Donkey Kong 64 (N64)
With a rap theme that has gained great notoriety over the years, even from composer Dave Wise himself, you can't help but fall in love with this cheeky and charming opening for Donkey Kong 64. The rap introduces all five playable Kongs-- Donkey, Diddy, Tiny, Lanky, and Chunky-- with their own verses detailing each ones' abilities. Meanwhile, you get Cranky Kong serving as DJ, scratching his paws along the spinning records and mixing table. He surely knows how to take it to the fridge. This lovingly weird, whimsical, and ridiculous rap is a highlight of Donkey Kong 64 and got players ready to roll with the DK crew.
Banjo-Kazooie (N64, XBLA)
Before Rare went all ape **** crazy with the collectibles of Donkey Kong 64, they made a nice balance of platforming, exploring, and adventuring with one of my favorite 3D platformers of all time, Banjo-Kazooie. When I let the game idle as a middle schooler and saw this intro, I knew then and there I was watching something that clued my brain into knowing I was about to play something both ridiculously charming and special. Banjo-Kazooie's opening begins with Banjo and Kazooie playing their titular instruments before cast members Tooty and Mumbo Jumbo begin interrupting with their own instrumental performances. Feeling upstaged, Banjo gets increasingly angrier, but eventually lets that anger subside and happily plays along with the group for a joyous performance.
No More Heroes (Wii, PS3, 360)

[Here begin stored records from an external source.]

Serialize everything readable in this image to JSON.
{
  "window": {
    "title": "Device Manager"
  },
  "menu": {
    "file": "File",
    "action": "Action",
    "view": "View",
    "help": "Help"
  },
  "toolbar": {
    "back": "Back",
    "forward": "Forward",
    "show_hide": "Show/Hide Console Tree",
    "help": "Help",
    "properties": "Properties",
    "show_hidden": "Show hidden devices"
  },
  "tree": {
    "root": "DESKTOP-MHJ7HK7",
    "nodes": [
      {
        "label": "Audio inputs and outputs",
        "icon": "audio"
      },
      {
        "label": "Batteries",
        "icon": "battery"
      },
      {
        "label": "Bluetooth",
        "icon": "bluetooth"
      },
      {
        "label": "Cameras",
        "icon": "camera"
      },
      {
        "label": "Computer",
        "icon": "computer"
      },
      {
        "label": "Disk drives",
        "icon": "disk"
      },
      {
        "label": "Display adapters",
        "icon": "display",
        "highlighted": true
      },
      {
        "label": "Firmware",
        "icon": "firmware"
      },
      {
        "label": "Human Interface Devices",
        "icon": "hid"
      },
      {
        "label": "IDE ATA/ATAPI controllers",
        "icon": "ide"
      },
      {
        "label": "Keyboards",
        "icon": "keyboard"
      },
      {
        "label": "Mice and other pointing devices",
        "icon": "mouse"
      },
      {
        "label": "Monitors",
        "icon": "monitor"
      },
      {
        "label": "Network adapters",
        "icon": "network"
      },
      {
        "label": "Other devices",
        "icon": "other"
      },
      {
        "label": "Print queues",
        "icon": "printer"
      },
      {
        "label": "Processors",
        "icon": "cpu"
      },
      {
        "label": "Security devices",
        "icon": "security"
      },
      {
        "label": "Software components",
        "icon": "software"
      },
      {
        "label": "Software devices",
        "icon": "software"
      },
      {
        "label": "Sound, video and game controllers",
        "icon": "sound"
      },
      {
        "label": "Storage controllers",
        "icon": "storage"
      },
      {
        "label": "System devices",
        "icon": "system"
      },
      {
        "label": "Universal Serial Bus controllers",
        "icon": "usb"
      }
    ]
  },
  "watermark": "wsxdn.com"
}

Originally released on the Wii, No More Heroes gained cult classic status with many owners of Nintendo's revolutionary system. The game would go on to have a fully HD version on the PlayStation 3 and Xbox 360, though not as enjoyable to those who loved the Wii original. Regardless, No More Heroes' opening is as stylish and cool as the game itself. It details the premise of the game with great narration by hero Travis Touchdown. You get the ultra cool opening with the super catchy main theme of the game with its infectious ostinato. The Wii version of the opening has cool transitions between shots via the staff roll, as well as urging players to grab their Wii Remotes and let the bloodshed begin.